DATA TO PROCESS: Begin

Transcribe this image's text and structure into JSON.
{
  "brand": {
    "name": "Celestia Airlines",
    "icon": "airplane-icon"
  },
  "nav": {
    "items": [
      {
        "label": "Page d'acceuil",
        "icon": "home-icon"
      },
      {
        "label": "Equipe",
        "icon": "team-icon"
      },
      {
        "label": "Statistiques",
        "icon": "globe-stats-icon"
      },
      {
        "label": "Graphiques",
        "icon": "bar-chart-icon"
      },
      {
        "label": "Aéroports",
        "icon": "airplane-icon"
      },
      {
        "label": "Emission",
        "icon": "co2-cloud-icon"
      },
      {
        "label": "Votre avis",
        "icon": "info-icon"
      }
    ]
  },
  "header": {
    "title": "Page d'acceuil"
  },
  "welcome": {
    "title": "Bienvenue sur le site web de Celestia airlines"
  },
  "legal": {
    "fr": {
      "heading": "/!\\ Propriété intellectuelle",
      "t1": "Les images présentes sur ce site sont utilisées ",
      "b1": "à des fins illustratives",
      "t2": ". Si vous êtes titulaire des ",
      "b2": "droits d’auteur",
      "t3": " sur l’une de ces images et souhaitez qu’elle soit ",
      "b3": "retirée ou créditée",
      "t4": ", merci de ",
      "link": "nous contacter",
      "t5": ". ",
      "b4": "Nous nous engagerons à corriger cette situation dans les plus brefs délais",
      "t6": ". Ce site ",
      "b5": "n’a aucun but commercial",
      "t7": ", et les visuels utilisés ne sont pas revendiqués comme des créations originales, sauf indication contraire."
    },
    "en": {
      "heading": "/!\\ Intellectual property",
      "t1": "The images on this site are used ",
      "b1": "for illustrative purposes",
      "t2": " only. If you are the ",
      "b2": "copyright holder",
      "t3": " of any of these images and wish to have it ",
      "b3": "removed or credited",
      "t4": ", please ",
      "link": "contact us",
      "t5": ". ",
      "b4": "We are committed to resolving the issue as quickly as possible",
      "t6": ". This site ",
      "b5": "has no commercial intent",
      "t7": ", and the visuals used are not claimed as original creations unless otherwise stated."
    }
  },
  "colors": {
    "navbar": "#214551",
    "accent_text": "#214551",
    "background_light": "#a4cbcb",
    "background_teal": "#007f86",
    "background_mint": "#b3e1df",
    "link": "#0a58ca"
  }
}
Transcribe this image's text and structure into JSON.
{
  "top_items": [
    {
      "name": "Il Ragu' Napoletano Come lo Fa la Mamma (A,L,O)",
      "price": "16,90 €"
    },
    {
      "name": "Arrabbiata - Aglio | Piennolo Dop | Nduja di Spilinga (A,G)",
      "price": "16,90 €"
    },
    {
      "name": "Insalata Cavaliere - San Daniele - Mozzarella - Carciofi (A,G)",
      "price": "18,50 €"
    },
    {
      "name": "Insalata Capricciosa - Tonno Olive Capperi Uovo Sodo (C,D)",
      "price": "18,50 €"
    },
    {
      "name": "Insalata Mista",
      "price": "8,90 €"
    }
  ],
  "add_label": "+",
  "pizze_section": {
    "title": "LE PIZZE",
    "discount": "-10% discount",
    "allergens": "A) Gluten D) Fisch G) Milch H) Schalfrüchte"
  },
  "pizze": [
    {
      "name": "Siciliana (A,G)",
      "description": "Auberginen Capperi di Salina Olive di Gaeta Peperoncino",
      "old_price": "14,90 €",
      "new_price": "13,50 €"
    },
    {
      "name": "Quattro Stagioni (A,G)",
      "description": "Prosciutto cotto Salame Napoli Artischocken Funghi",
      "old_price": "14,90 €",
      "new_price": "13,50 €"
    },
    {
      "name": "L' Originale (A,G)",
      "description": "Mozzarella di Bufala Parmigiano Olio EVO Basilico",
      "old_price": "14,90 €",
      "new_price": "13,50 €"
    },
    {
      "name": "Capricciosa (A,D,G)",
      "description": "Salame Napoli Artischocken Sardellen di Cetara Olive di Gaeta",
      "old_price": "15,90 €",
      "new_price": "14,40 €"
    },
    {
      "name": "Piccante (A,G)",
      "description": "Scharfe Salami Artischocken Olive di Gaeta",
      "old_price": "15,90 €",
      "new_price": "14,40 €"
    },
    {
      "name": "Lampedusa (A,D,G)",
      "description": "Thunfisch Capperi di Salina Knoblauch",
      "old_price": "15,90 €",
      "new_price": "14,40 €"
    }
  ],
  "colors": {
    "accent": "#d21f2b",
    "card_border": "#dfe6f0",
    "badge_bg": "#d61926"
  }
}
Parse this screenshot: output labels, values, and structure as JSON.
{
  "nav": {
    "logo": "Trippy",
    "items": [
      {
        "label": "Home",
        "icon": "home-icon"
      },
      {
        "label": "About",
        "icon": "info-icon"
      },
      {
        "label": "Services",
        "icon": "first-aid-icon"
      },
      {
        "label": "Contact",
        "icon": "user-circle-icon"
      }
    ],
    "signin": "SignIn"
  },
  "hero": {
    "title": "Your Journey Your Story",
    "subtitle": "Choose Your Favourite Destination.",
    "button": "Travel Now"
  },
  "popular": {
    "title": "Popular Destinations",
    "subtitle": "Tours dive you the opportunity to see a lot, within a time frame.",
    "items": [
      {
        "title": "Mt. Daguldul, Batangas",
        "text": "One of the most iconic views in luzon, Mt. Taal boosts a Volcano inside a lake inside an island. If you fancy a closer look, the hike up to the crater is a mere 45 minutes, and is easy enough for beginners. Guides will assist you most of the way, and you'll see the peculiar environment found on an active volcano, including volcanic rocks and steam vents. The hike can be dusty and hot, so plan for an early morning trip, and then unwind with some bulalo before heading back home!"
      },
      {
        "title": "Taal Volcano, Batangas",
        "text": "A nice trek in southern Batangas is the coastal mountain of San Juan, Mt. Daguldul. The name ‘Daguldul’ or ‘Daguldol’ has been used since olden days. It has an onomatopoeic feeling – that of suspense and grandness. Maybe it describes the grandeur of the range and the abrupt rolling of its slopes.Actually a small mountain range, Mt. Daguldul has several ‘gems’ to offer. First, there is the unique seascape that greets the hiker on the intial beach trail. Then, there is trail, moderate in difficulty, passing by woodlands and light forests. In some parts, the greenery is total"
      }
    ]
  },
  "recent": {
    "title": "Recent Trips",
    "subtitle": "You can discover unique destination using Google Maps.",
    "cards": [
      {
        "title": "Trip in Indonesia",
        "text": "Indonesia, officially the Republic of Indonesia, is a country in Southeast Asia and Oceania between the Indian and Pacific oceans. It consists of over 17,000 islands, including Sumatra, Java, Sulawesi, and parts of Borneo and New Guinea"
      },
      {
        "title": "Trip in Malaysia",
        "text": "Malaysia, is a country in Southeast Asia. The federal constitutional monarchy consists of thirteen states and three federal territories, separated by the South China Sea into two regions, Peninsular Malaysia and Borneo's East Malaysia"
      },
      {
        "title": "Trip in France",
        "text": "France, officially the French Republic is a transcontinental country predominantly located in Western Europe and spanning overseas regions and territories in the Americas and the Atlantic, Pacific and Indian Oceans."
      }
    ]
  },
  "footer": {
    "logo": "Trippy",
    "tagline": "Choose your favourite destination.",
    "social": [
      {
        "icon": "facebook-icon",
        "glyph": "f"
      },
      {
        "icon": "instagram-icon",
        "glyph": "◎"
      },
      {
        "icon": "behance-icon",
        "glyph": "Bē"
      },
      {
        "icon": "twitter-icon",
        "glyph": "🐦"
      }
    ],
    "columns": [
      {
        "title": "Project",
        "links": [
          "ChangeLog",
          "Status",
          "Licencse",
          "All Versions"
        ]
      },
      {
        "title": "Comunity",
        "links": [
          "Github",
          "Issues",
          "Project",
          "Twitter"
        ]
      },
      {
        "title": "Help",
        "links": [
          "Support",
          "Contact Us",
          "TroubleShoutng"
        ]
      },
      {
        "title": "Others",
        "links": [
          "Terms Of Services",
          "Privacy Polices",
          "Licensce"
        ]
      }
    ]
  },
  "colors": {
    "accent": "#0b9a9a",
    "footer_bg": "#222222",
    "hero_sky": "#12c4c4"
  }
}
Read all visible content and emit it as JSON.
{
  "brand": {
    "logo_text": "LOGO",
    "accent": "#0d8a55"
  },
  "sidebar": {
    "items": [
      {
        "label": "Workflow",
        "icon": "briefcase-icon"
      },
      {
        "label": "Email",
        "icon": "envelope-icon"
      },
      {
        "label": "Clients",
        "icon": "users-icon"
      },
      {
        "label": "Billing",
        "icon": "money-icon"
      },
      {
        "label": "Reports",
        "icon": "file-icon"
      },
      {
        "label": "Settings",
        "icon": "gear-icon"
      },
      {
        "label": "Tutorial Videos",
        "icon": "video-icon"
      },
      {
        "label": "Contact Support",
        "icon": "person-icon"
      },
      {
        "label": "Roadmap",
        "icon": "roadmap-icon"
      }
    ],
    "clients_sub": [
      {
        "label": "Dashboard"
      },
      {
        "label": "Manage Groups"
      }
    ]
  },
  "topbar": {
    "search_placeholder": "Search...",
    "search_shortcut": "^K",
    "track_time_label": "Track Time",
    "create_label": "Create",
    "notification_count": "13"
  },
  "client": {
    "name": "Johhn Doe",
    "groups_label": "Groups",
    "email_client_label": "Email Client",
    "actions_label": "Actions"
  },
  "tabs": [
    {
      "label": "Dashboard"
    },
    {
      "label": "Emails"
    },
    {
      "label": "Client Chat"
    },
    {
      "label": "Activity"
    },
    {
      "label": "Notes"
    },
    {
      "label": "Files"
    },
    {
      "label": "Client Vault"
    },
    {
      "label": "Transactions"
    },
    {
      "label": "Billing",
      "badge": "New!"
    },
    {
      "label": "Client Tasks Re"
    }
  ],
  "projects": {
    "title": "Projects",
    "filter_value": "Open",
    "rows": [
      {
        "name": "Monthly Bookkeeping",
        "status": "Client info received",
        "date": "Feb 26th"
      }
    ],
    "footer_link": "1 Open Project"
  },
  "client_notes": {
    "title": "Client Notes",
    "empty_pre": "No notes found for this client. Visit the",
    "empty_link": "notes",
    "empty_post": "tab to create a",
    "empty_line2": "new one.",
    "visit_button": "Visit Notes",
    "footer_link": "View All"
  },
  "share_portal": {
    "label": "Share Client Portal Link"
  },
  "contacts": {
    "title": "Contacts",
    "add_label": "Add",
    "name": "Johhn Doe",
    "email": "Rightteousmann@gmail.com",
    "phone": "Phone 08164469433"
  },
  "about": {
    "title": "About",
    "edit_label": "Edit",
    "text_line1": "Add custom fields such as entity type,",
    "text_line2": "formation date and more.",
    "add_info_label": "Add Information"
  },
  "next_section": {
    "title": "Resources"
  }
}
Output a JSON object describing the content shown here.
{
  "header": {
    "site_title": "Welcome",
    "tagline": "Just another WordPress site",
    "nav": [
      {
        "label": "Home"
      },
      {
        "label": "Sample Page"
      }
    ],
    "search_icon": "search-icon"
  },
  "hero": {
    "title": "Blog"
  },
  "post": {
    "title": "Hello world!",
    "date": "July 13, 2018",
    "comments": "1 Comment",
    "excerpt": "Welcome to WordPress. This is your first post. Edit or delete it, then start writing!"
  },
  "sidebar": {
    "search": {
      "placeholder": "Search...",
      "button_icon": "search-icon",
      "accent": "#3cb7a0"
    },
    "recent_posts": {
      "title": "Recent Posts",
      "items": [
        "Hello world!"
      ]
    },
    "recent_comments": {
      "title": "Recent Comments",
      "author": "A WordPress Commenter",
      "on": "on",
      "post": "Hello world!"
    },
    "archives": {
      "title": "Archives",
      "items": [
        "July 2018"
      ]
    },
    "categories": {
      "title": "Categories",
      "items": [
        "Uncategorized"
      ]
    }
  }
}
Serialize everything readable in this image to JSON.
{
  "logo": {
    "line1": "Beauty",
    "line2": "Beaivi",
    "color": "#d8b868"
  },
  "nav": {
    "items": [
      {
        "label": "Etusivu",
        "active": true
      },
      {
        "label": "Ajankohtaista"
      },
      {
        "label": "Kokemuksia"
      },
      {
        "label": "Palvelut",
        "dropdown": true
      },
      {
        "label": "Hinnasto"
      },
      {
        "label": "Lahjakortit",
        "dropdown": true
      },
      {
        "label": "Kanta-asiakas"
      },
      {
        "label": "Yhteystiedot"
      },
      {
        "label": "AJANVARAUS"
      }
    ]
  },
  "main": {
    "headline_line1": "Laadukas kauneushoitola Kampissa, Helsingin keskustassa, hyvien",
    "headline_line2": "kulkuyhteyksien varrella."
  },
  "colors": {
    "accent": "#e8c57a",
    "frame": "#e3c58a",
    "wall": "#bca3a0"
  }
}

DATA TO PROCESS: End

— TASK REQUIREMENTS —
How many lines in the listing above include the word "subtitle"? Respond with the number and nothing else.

— RESPONSE —
3